Crowds still formed at hawker centres, food courts and coffee shops, even though new rules limiting groups to a maximum of five people, from eight previously, kicked in yesterday.
Most people kept to the five-person limit, but the 1m safe distancing rule did not seem to be enforced at some of the places The Sunday Times checked out.
Kim Keat Palm Market and Food Centre in Toa Payoh Lorong 7 saw snaking queues for many stalls, as did the hawker centre at Tampines Block 201, with all tables filled when ST visited.
At Ang Mo Kio Central Market and Food Centre, several groups of four were spotted sharing tables. People were also seen sitting on seats that had been crossed out and were not meant to be used.
ST did not see any safe distancing ambassadors at these places.
Administrative assistant Angel Tan, 43, who was at the food centre in Ang Mo Kio with her two daughters for lunch, said safe distancing rules for queueing were not displayed or enforced.
"There are no stickers to show how far patrons should stand from one another while queueing so you have to check," she said.
With the rise in Covid-19 community case numbers, her family tries to eat at home as often as possible.
The stricter measures were imposed from yesterday to May 30 after the recent spike in cases.
The rule reducing group sizes also applies to households, which can now receive only five distinct visitors a day, a step back to Phase 2 of Singapore's reopening.
A 26-year-old who was dining in Ang Mo Kio and wanted to be known only as Mr Christian said: "Things are more or less the same and it's still hard to find a seat for lunch...maybe because it's the first day of (the rule) implementation."
He visits the food centre four or five times a week.
"I am a bit concerned about the lack of safe distancing," he added.
He said he had to rearrange plans to go kayaking with six friends because of the tightened rules.
"The new rules are to be expected because I didn't see much safe distancing during Phase 3, especially in areas outside stores and in the lifts. People were behaving like there were no rules," he added.
Mr Raymond Tan, 49, who was having lunch in Tampines, said he had no choice but to dine out as he is in the midst of moving house.
"But I'm taking it easy - life goes on. We can't be worrying about everything all the time," said Mr Tan, who runs operations at an NTUC Foodfare outlet.
Food stall owners were not too pleased with measures being tightened, fearing it means fewer customers.
Mr Hamzah Muhammad, an employee at a roti prata stall in the Afghanistan Family Restaurant, a halal coffee shop in Tampines, said business had been quite bad this year. The Muslim fasting month helped to bring back some business in the evening, he said.

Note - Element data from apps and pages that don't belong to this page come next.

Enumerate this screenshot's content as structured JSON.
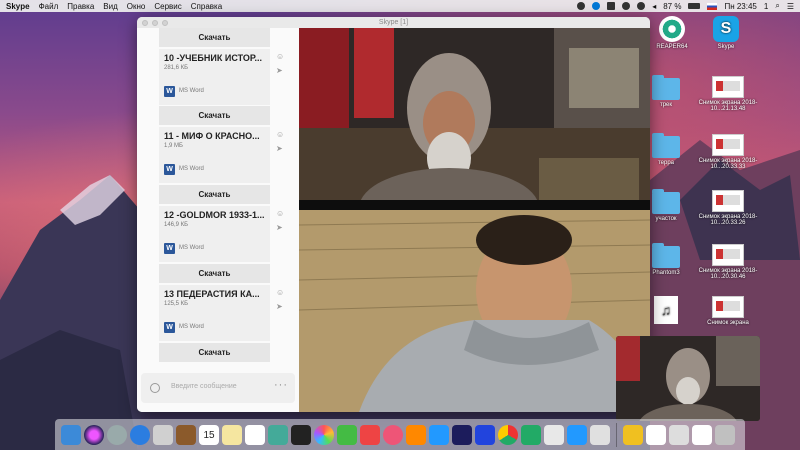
{
  "menubar": {
    "items": [
      "Skype",
      "Файл",
      "Правка",
      "Вид",
      "Окно",
      "Сервис",
      "Справка"
    ],
    "battery": "87 %",
    "clock": "Пн 23:45",
    "user_num": "1"
  },
  "window": {
    "title": "Skype [1]"
  },
  "chat": {
    "download_label": "Скачать",
    "files": [
      {
        "name": "10 -УЧЕБНИК ИСТОР...",
        "size": "281,6 КБ",
        "type": "MS Word"
      },
      {
        "name": "11 - МИФ О КРАСНО...",
        "size": "1,9 МБ",
        "type": "MS Word"
      },
      {
        "name": "12 -GOLDMOR 1933-1...",
        "size": "146,9 КБ",
        "type": "MS Word"
      },
      {
        "name": "13 ПЕДЕРАСТИЯ КА...",
        "size": "125,5 КБ",
        "type": "MS Word"
      }
    ],
    "composer_placeholder": "Введите сообщение",
    "word_icon_letter": "W"
  },
  "desktop_icons": [
    {
      "label": "REAPER64",
      "icon": "reaper-icon"
    },
    {
      "label": "Skype",
      "icon": "skype-icon"
    },
    {
      "label": "трек",
      "icon": "folder-icon"
    },
    {
      "label": "Снимок экрана 2018-10...21.13.48",
      "icon": "screenshot-icon"
    },
    {
      "label": "терра",
      "icon": "folder-icon"
    },
    {
      "label": "Снимок экрана 2018-10...20.33.33",
      "icon": "screenshot-icon"
    },
    {
      "label": "участок",
      "icon": "folder-icon"
    },
    {
      "label": "Снимок экрана 2018-10...20.33.26",
      "icon": "screenshot-icon"
    },
    {
      "label": "Phantom3",
      "icon": "folder-icon"
    },
    {
      "label": "Снимок экрана 2018-10...20.30.46",
      "icon": "screenshot-icon"
    },
    {
      "label": "Снимок экрана",
      "icon": "screenshot-icon"
    }
  ],
  "dock_colors": [
    "#3c8ad8",
    "#7a5bd6",
    "#9aa",
    "#2b7de0",
    "#d0d0d0",
    "#8b5a2b",
    "#fff",
    "#f5e6a0",
    "#fff",
    "#4a9",
    "#222",
    "#f4c",
    "#4b4",
    "#e44",
    "#e57",
    "#29f",
    "#1c1c5c",
    "#24d",
    "#2a6",
    "#2a6",
    "#e33",
    "#e8e8e8",
    "#29f",
    "#e0e0e0",
    "#f0c020",
    "#fff",
    "#ddd",
    "#fff",
    "#c0c0c0"
  ],
  "calendar_day": "15"
}
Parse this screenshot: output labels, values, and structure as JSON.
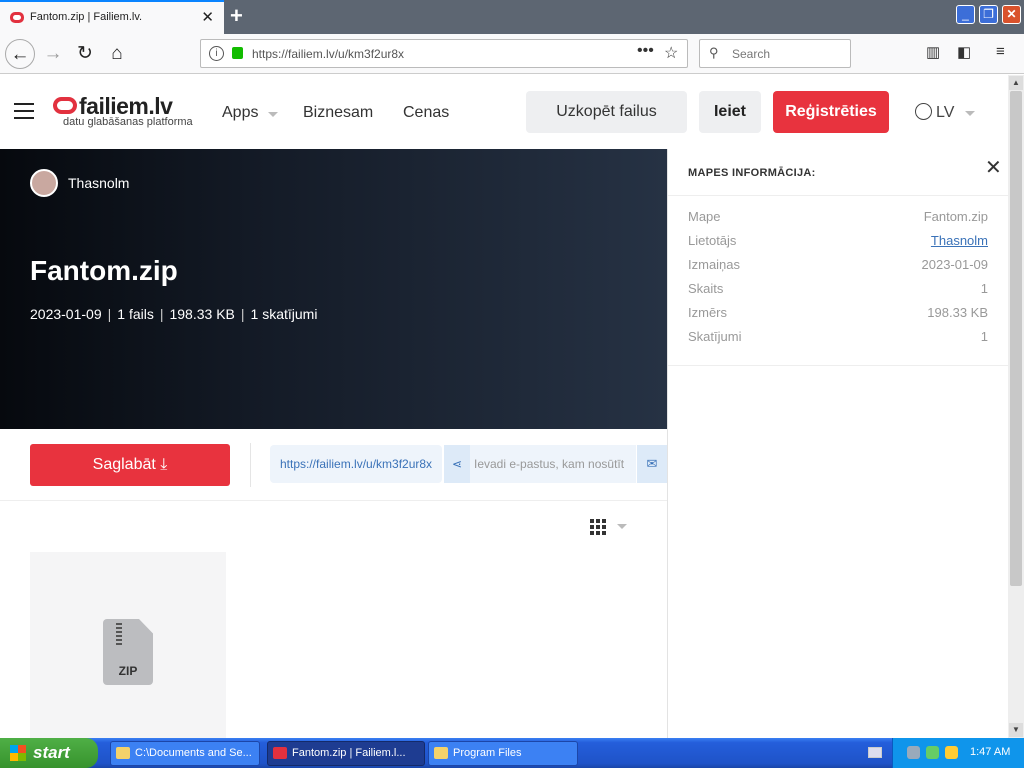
{
  "browser": {
    "tab_title": "Fantom.zip | Failiem.lv.",
    "tab_close": "✕",
    "new_tab": "+",
    "window_buttons": {
      "minimize": "_",
      "maximize": "❐",
      "close": "✕"
    },
    "url": "https://failiem.lv/u/km3f2ur8x",
    "search_placeholder": "Search",
    "page_actions": "•••"
  },
  "header": {
    "logo_name": "failiem.lv",
    "logo_tagline": "datu glabāšanas platforma",
    "nav": [
      "Apps",
      "Biznesam",
      "Cenas"
    ],
    "upload_button": "Uzkopēt failus",
    "login_button": "Ieiet",
    "register_button": "Reģistrēties",
    "language": "LV"
  },
  "hero": {
    "username": "Thasnolm",
    "filename": "Fantom.zip",
    "date": "2023-01-09",
    "file_count": "1 fails",
    "size": "198.33 KB",
    "views": "1 skatījumi"
  },
  "actions": {
    "save_button": "Saglabāt",
    "share_link": "https://failiem.lv/u/km3f2ur8x",
    "email_placeholder": "Ievadi e-pastus, kam nosūtīt"
  },
  "file": {
    "type_label": "ZIP"
  },
  "panel": {
    "title": "MAPES INFORMĀCIJA:",
    "close": "✕",
    "rows": [
      {
        "label": "Mape",
        "value": "Fantom.zip"
      },
      {
        "label": "Lietotājs",
        "value": "Thasnolm"
      },
      {
        "label": "Izmaiņas",
        "value": "2023-01-09"
      },
      {
        "label": "Skaits",
        "value": "1"
      },
      {
        "label": "Izmērs",
        "value": "198.33 KB"
      },
      {
        "label": "Skatījumi",
        "value": "1"
      }
    ]
  },
  "taskbar": {
    "start": "start",
    "tasks": [
      "C:\\Documents and Se...",
      "Fantom.zip | Failiem.l...",
      "Program Files"
    ],
    "clock": "1:47 AM"
  },
  "colors": {
    "brand_red": "#e8333e",
    "link_blue": "#3a72b8",
    "taskbar_blue": "#245edb"
  }
}
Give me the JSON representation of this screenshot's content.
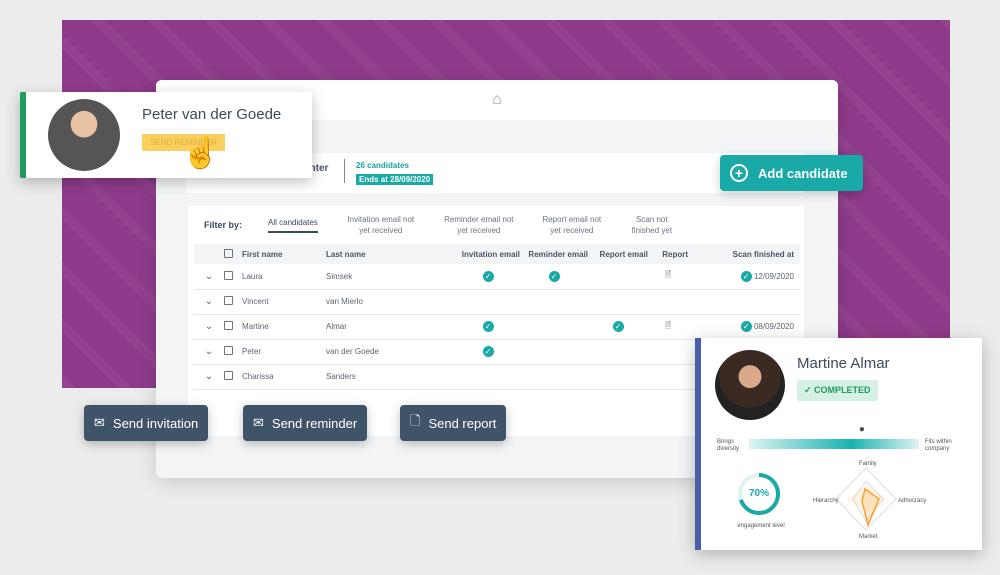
{
  "app": {
    "home_icon": "home-icon",
    "header_title": "enter",
    "candidates": "26 candidates",
    "ends": "Ends at 28/09/2020"
  },
  "filter": {
    "label": "Filter by:",
    "tabs": [
      "All candidates",
      "Invitation email not yet received",
      "Reminder email not yet received",
      "Report email not yet received",
      "Scan not finished yet"
    ]
  },
  "table": {
    "columns": [
      "First name",
      "Last name",
      "Invitation email",
      "Reminder email",
      "Report email",
      "Report",
      "Scan finished at"
    ],
    "rows": [
      {
        "first": "Laura",
        "last": "Simsek",
        "inv": true,
        "rem": true,
        "rep": false,
        "report": true,
        "scan": "12/09/2020"
      },
      {
        "first": "Vincent",
        "last": "van Mierlo",
        "inv": false,
        "rem": false,
        "rep": false,
        "report": false,
        "scan": ""
      },
      {
        "first": "Martine",
        "last": "Almar",
        "inv": true,
        "rem": false,
        "rep": true,
        "report": true,
        "scan": "08/09/2020"
      },
      {
        "first": "Peter",
        "last": "van der Goede",
        "inv": true,
        "rem": false,
        "rep": false,
        "report": false,
        "scan": ""
      },
      {
        "first": "Charissa",
        "last": "Sanders",
        "inv": false,
        "rem": false,
        "rep": false,
        "report": false,
        "scan": ""
      }
    ]
  },
  "reminder_card": {
    "name": "Peter van der Goede",
    "button": "SEND REMINDER"
  },
  "add_candidate": "Add candidate",
  "actions": {
    "invitation": "Send invitation",
    "reminder": "Send reminder",
    "report": "Send report"
  },
  "result_card": {
    "name": "Martine Almar",
    "status": "COMPLETED",
    "left": "Brings diversity",
    "right": "Fits within company",
    "fit_fraction": 0.67,
    "engagement": "70%",
    "engagement_value": 70,
    "engagement_label": "engagement level",
    "radar": [
      "Family",
      "Adhocracy",
      "Market",
      "Hierarchy"
    ]
  },
  "colors": {
    "accent": "#19a9a6",
    "purple": "#8e3a8a",
    "button": "#3f5469",
    "green": "#1f9d60"
  }
}
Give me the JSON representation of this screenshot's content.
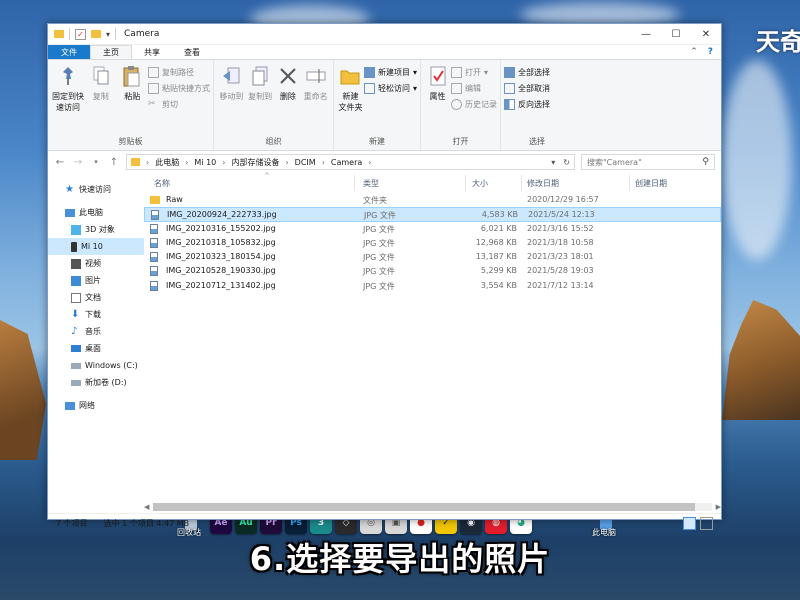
{
  "window": {
    "title": "Camera",
    "controls": {
      "minimize": "—",
      "maximize": "☐",
      "close": "✕"
    }
  },
  "menu_tabs": [
    "文件",
    "主页",
    "共享",
    "查看"
  ],
  "ribbon": {
    "clipboard": {
      "label": "剪贴板",
      "pin": "固定到快速访问",
      "copy": "复制",
      "paste": "粘贴",
      "copy_path": "复制路径",
      "paste_shortcut": "粘贴快捷方式",
      "cut": "剪切"
    },
    "organize": {
      "label": "组织",
      "move_to": "移动到",
      "copy_to": "复制到",
      "delete": "删除",
      "rename": "重命名"
    },
    "new": {
      "label": "新建",
      "new_folder": "新建\n文件夹",
      "new_item": "新建项目",
      "easy_access": "轻松访问"
    },
    "open": {
      "label": "打开",
      "properties": "属性",
      "open": "打开",
      "edit": "编辑",
      "history": "历史记录"
    },
    "select": {
      "label": "选择",
      "select_all": "全部选择",
      "select_none": "全部取消",
      "invert": "反向选择"
    }
  },
  "address": {
    "crumbs": [
      "此电脑",
      "Mi 10",
      "内部存储设备",
      "DCIM",
      "Camera"
    ],
    "search_placeholder": "搜索\"Camera\""
  },
  "nav": {
    "quick_access": "快速访问",
    "this_pc": "此电脑",
    "items": [
      "3D 对象",
      "Mi 10",
      "视频",
      "图片",
      "文档",
      "下载",
      "音乐",
      "桌面",
      "Windows (C:)",
      "新加卷 (D:)"
    ],
    "network": "网络"
  },
  "columns": {
    "name": "名称",
    "type": "类型",
    "size": "大小",
    "modified": "修改日期",
    "created": "创建日期"
  },
  "files": [
    {
      "name": "Raw",
      "type": "文件夹",
      "size": "",
      "modified": "2020/12/29 16:57",
      "kind": "folder"
    },
    {
      "name": "IMG_20200924_222733.jpg",
      "type": "JPG 文件",
      "size": "4,583 KB",
      "modified": "2021/5/24 12:13",
      "kind": "jpg"
    },
    {
      "name": "IMG_20210316_155202.jpg",
      "type": "JPG 文件",
      "size": "6,021 KB",
      "modified": "2021/3/16 15:52",
      "kind": "jpg"
    },
    {
      "name": "IMG_20210318_105832.jpg",
      "type": "JPG 文件",
      "size": "12,968 KB",
      "modified": "2021/3/18 10:58",
      "kind": "jpg"
    },
    {
      "name": "IMG_20210323_180154.jpg",
      "type": "JPG 文件",
      "size": "13,187 KB",
      "modified": "2021/3/23 18:01",
      "kind": "jpg"
    },
    {
      "name": "IMG_20210528_190330.jpg",
      "type": "JPG 文件",
      "size": "5,299 KB",
      "modified": "2021/5/28 19:03",
      "kind": "jpg"
    },
    {
      "name": "IMG_20210712_131402.jpg",
      "type": "JPG 文件",
      "size": "3,554 KB",
      "modified": "2021/7/12 13:14",
      "kind": "jpg"
    }
  ],
  "selected_row": 1,
  "status": {
    "count": "7 个项目",
    "selection": "选中 1 个项目  4.47 MB"
  },
  "desktop": {
    "watermark": "天奇",
    "caption": "6.选择要导出的照片",
    "recycle_bin": "回收站",
    "this_pc_icon": "此电脑",
    "taskbar_apps": [
      "Ae",
      "Au",
      "Pr",
      "Ps",
      "3ds Max",
      "Unity",
      "Steam-like",
      "Tool",
      "Pokeball",
      "Norton",
      "Steam",
      "Netease Music",
      "Chrome"
    ]
  },
  "colors": {
    "accent": "#1979ca",
    "selection": "#cce8ff",
    "folder": "#f3c03e"
  }
}
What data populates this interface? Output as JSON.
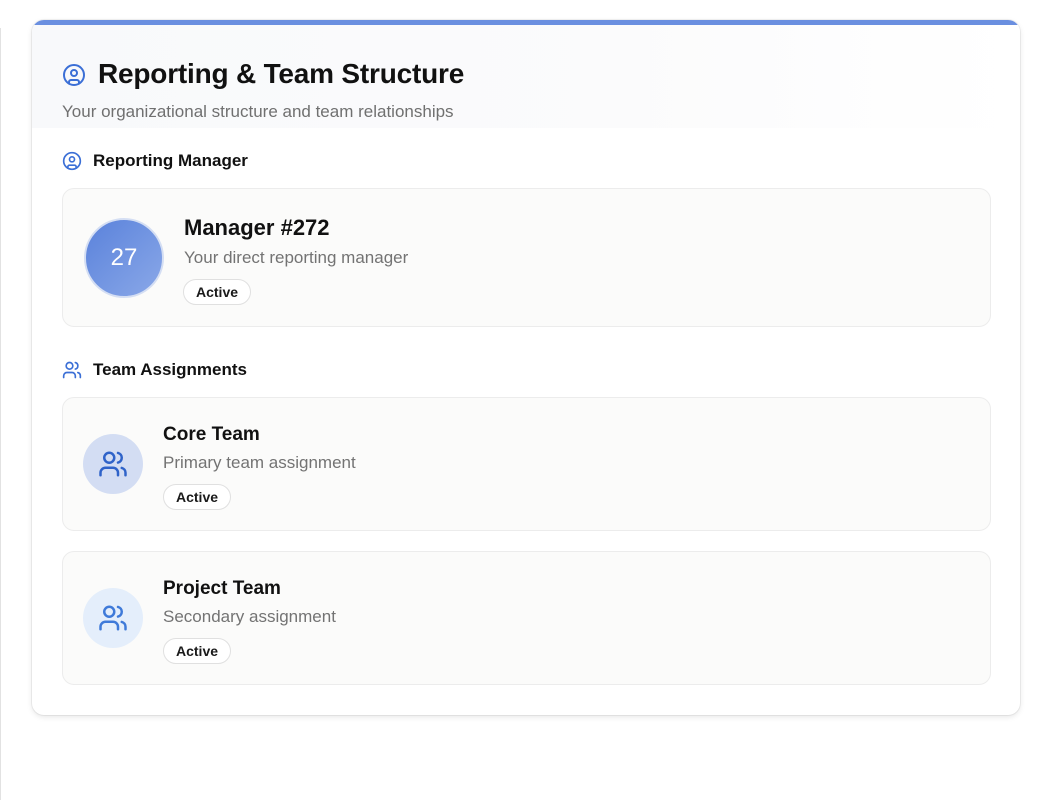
{
  "page": {
    "title": "Reporting & Team Structure",
    "subtitle": "Your organizational structure and team relationships",
    "header_icon": "user-circle-icon",
    "accent_color": "#6a8fe0"
  },
  "reporting_manager": {
    "section_title": "Reporting Manager",
    "section_icon": "user-circle-icon",
    "avatar_text": "27",
    "name": "Manager #272",
    "description": "Your direct reporting manager",
    "status": "Active"
  },
  "team_assignments": {
    "section_title": "Team Assignments",
    "section_icon": "users-icon",
    "teams": [
      {
        "name": "Core Team",
        "description": "Primary team assignment",
        "status": "Active",
        "icon": "users-icon"
      },
      {
        "name": "Project Team",
        "description": "Secondary assignment",
        "status": "Active",
        "icon": "users-icon"
      }
    ]
  }
}
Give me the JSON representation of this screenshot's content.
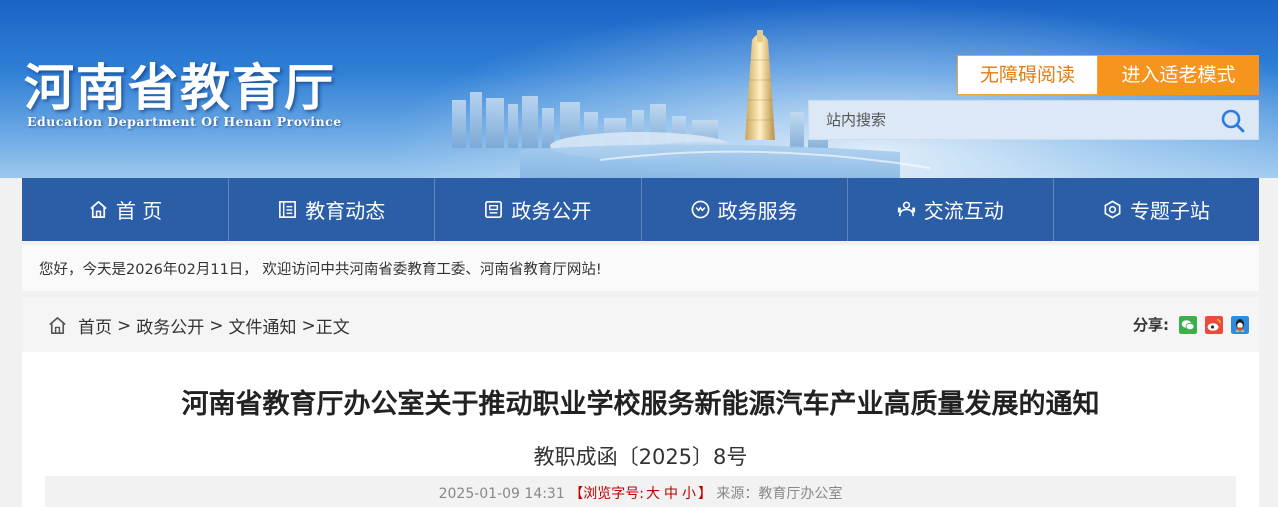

Even so, the stricter rules mean there can be only about 20 tables, down from the 60 tables his restaurant could accommodate before the pandemic.
Mr Tan Fong Chiew, 60, a cashier at a bread store in Ang Mo Kio, said the number of customers had fallen by about 30 per cent this weekend. "We have no time to think about the pandemic, we're just thinking of how to survive," he told ST in Mandarin.
Some Singaporeans said they had to change their plans ahead of Mother's Day.
Housewife Cheryl Tan, 36, who was at a coffee shop in Toa Payoh with her three daughters, said: "We can't have big family gatherings now. We had plans to go out for Mother's Day but we had to cancel everything, because I have three children. So with myself and my husband, that already hits the limit."
- Additional reporting by Linette Lai